### WORK TASK:
Copying each record below exactly is the whole task.

++++ GIVEN INFORMATION ++++

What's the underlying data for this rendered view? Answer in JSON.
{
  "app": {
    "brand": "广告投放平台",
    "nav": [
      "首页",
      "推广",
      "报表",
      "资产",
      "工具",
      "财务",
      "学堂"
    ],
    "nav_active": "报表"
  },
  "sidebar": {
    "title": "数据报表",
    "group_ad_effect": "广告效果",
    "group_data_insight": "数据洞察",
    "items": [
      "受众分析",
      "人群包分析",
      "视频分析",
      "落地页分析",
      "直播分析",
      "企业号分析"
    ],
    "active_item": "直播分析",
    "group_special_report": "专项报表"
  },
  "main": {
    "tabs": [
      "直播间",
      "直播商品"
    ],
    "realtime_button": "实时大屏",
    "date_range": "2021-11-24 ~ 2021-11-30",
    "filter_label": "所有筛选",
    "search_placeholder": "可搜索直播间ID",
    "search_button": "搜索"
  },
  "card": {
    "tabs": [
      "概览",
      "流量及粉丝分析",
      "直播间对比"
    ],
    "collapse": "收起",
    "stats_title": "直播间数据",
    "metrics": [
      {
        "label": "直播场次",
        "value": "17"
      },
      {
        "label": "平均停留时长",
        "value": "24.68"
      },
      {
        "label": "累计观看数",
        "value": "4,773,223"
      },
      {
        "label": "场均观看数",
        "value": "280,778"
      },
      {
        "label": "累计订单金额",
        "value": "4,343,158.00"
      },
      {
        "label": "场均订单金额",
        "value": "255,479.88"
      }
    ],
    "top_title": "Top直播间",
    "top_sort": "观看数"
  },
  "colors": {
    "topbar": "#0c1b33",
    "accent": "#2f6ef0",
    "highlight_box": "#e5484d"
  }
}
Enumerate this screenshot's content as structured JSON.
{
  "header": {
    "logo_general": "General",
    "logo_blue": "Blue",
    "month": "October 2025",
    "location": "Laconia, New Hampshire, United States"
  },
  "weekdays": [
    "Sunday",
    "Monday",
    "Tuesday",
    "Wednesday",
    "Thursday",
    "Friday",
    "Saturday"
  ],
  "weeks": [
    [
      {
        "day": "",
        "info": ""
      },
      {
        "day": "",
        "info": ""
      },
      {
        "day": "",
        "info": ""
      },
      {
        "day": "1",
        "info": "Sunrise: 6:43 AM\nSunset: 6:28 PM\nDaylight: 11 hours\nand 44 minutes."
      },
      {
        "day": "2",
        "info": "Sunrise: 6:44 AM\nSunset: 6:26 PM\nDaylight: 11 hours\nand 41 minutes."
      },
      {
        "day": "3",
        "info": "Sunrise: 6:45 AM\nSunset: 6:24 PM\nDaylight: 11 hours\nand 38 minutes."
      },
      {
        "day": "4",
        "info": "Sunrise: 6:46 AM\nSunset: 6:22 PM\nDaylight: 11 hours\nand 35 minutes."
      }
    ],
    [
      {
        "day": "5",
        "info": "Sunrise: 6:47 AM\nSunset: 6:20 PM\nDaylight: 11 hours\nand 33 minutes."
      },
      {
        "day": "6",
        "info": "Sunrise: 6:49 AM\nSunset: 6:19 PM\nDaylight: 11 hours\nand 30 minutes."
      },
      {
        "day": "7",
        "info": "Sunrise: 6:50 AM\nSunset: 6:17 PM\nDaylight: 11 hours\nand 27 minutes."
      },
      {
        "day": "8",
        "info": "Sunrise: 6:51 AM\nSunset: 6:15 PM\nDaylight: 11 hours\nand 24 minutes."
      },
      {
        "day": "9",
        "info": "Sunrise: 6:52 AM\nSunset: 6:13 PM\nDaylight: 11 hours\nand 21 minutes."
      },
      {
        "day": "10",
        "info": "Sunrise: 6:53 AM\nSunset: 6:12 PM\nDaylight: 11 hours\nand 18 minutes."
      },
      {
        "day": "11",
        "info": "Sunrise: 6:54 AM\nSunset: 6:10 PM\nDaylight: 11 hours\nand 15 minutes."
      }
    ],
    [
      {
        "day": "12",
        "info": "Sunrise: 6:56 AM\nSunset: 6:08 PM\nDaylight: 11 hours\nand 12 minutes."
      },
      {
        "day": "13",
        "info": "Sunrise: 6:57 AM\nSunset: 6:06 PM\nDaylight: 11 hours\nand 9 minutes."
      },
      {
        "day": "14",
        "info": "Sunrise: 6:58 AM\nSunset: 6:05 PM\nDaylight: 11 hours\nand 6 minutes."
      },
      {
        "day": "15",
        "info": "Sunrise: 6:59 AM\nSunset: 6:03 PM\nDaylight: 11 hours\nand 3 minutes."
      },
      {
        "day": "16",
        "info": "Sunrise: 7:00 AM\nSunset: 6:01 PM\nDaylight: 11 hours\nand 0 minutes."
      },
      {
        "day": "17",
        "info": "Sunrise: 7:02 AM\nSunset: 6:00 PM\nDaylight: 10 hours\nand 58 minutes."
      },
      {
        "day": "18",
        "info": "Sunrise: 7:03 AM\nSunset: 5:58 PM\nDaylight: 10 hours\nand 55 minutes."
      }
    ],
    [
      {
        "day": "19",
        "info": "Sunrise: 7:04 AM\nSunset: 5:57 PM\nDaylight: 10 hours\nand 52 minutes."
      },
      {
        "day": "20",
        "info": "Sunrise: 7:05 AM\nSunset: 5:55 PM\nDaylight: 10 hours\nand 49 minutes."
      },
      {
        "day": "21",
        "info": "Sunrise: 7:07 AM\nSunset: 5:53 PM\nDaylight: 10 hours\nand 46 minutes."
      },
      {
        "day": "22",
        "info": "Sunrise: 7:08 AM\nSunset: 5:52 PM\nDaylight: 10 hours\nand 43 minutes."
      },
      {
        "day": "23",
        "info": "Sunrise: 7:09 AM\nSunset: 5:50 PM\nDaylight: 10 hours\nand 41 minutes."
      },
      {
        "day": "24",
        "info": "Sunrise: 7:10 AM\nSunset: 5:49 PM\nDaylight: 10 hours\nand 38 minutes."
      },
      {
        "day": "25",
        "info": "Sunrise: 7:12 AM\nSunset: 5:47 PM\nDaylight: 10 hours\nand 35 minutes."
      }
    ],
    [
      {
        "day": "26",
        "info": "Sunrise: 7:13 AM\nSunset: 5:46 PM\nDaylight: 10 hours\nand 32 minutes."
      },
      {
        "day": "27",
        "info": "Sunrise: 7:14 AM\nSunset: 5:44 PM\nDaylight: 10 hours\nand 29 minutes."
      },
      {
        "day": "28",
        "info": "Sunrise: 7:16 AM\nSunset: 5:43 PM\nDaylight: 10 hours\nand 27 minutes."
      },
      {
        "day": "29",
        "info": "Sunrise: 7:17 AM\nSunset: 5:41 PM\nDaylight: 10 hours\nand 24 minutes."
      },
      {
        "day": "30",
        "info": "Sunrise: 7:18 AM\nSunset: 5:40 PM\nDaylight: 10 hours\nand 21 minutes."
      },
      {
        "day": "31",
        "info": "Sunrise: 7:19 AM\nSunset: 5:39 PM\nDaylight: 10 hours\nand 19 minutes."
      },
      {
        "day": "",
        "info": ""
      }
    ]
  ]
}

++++

### TASK RESPONSE:
What's the underlying data for this rendered view? Answer in JSON.
{
  "app": {
    "brand": "广告投放平台",
    "nav": [
      "首页",
      "推广",
      "报表",
      "资产",
      "工具",
      "财务",
      "学堂"
    ],
    "nav_active": "报表"
  },
  "sidebar": {
    "title": "数据报表",
    "group_ad_effect": "广告效果",
    "group_data_insight": "数据洞察",
    "items": [
      "受众分析",
      "人群包分析",
      "视频分析",
      "落地页分析",
      "直播分析",
      "企业号分析"
    ],
    "active_item": "直播分析",
    "group_special_report": "专项报表"
  },
  "main": {
    "tabs": [
      "直播间",
      "直播商品"
    ],
    "realtime_button": "实时大屏",
    "date_range": "2021-11-24 ~ 2021-11-30",
    "filter_label": "所有筛选",
    "search_placeholder": "可搜索直播间ID",
    "search_button": "搜索"
  },
  "card": {
    "tabs": [
      "概览",
      "流量及粉丝分析",
      "直播间对比"
    ],
    "collapse": "收起",
    "stats_title": "直播间数据",
    "metrics": [
      {
        "label": "直播场次",
        "value": "17"
      },
      {
        "label": "平均停留时长",
        "value": "24.68"
      },
      {
        "label": "累计观看数",
        "value": "4,773,223"
      },
      {
        "label": "场均观看数",
        "value": "280,778"
      },
      {
        "label": "累计订单金额",
        "value": "4,343,158.00"
      },
      {
        "label": "场均订单金额",
        "value": "255,479.88"
      }
    ],
    "top_title": "Top直播间",
    "top_sort": "观看数"
  },
  "colors": {
    "topbar": "#0c1b33",
    "accent": "#2f6ef0",
    "highlight_box": "#e5484d"
  }
}
Enumerate this screenshot's content as structured JSON.
{
  "header": {
    "logo_general": "General",
    "logo_blue": "Blue",
    "month": "October 2025",
    "location": "Laconia, New Hampshire, United States"
  },
  "weekdays": [
    "Sunday",
    "Monday",
    "Tuesday",
    "Wednesday",
    "Thursday",
    "Friday",
    "Saturday"
  ],
  "weeks": [
    [
      {
        "day": "",
        "info": ""
      },
      {
        "day": "",
        "info": ""
      },
      {
        "day": "",
        "info": ""
      },
      {
        "day": "1",
        "info": "Sunrise: 6:43 AM\nSunset: 6:28 PM\nDaylight: 11 hours\nand 44 minutes."
      },
      {
        "day": "2",
        "info": "Sunrise: 6:44 AM\nSunset: 6:26 PM\nDaylight: 11 hours\nand 41 minutes."
      },
      {
        "day": "3",
        "info": "Sunrise: 6:45 AM\nSunset: 6:24 PM\nDaylight: 11 hours\nand 38 minutes."
      },
      {
        "day": "4",
        "info": "Sunrise: 6:46 AM\nSunset: 6:22 PM\nDaylight: 11 hours\nand 35 minutes."
      }
    ],
    [
      {
        "day": "5",
        "info": "Sunrise: 6:47 AM\nSunset: 6:20 PM\nDaylight: 11 hours\nand 33 minutes."
      },
      {
        "day": "6",
        "info": "Sunrise: 6:49 AM\nSunset: 6:19 PM\nDaylight: 11 hours\nand 30 minutes."
      },
      {
        "day": "7",
        "info": "Sunrise: 6:50 AM\nSunset: 6:17 PM\nDaylight: 11 hours\nand 27 minutes."
      },
      {
        "day": "8",
        "info": "Sunrise: 6:51 AM\nSunset: 6:15 PM\nDaylight: 11 hours\nand 24 minutes."
      },
      {
        "day": "9",
        "info": "Sunrise: 6:52 AM\nSunset: 6:13 PM\nDaylight: 11 hours\nand 21 minutes."
      },
      {
        "day": "10",
        "info": "Sunrise: 6:53 AM\nSunset: 6:12 PM\nDaylight: 11 hours\nand 18 minutes."
      },
      {
        "day": "11",
        "info": "Sunrise: 6:54 AM\nSunset: 6:10 PM\nDaylight: 11 hours\nand 15 minutes."
      }
    ],
    [
      {
        "day": "12",
        "info": "Sunrise: 6:56 AM\nSunset: 6:08 PM\nDaylight: 11 hours\nand 12 minutes."
      },
      {
        "day": "13",
        "info": "Sunrise: 6:57 AM\nSunset: 6:06 PM\nDaylight: 11 hours\nand 9 minutes."
      },
      {
        "day": "14",
        "info": "Sunrise: 6:58 AM\nSunset: 6:05 PM\nDaylight: 11 hours\nand 6 minutes."
      },
      {
        "day": "15",
        "info": "Sunrise: 6:59 AM\nSunset: 6:03 PM\nDaylight: 11 hours\nand 3 minutes."
      },
      {
        "day": "16",
        "info": "Sunrise: 7:00 AM\nSunset: 6:01 PM\nDaylight: 11 hours\nand 0 minutes."
      },
      {
        "day": "17",
        "info": "Sunrise: 7:02 AM\nSunset: 6:00 PM\nDaylight: 10 hours\nand 58 minutes."
      },
      {
        "day": "18",
        "info": "Sunrise: 7:03 AM\nSunset: 5:58 PM\nDaylight: 10 hours\nand 55 minutes."
      }
    ],
    [
      {
        "day": "19",
        "info": "Sunrise: 7:04 AM\nSunset: 5:57 PM\nDaylight: 10 hours\nand 52 minutes."
      },
      {
        "day": "20",
        "info": "Sunrise: 7:05 AM\nSunset: 5:55 PM\nDaylight: 10 hours\nand 49 minutes."
      },
      {
        "day": "21",
        "info": "Sunrise: 7:07 AM\nSunset: 5:53 PM\nDaylight: 10 hours\nand 46 minutes."
      },
      {
        "day": "22",
        "info": "Sunrise: 7:08 AM\nSunset: 5:52 PM\nDaylight: 10 hours\nand 43 minutes."
      },
      {
        "day": "23",
        "info": "Sunrise: 7:09 AM\nSunset: 5:50 PM\nDaylight: 10 hours\nand 41 minutes."
      },
      {
        "day": "24",
        "info": "Sunrise: 7:10 AM\nSunset: 5:49 PM\nDaylight: 10 hours\nand 38 minutes."
      },
      {
        "day": "25",
        "info": "Sunrise: 7:12 AM\nSunset: 5:47 PM\nDaylight: 10 hours\nand 35 minutes."
      }
    ],
    [
      {
        "day": "26",
        "info": "Sunrise: 7:13 AM\nSunset: 5:46 PM\nDaylight: 10 hours\nand 32 minutes."
      },
      {
        "day": "27",
        "info": "Sunrise: 7:14 AM\nSunset: 5:44 PM\nDaylight: 10 hours\nand 29 minutes."
      },
      {
        "day": "28",
        "info": "Sunrise: 7:16 AM\nSunset: 5:43 PM\nDaylight: 10 hours\nand 27 minutes."
      },
      {
        "day": "29",
        "info": "Sunrise: 7:17 AM\nSunset: 5:41 PM\nDaylight: 10 hours\nand 24 minutes."
      },
      {
        "day": "30",
        "info": "Sunrise: 7:18 AM\nSunset: 5:40 PM\nDaylight: 10 hours\nand 21 minutes."
      },
      {
        "day": "31",
        "info": "Sunrise: 7:19 AM\nSunset: 5:39 PM\nDaylight: 10 hours\nand 19 minutes."
      },
      {
        "day": "",
        "info": ""
      }
    ]
  ]
}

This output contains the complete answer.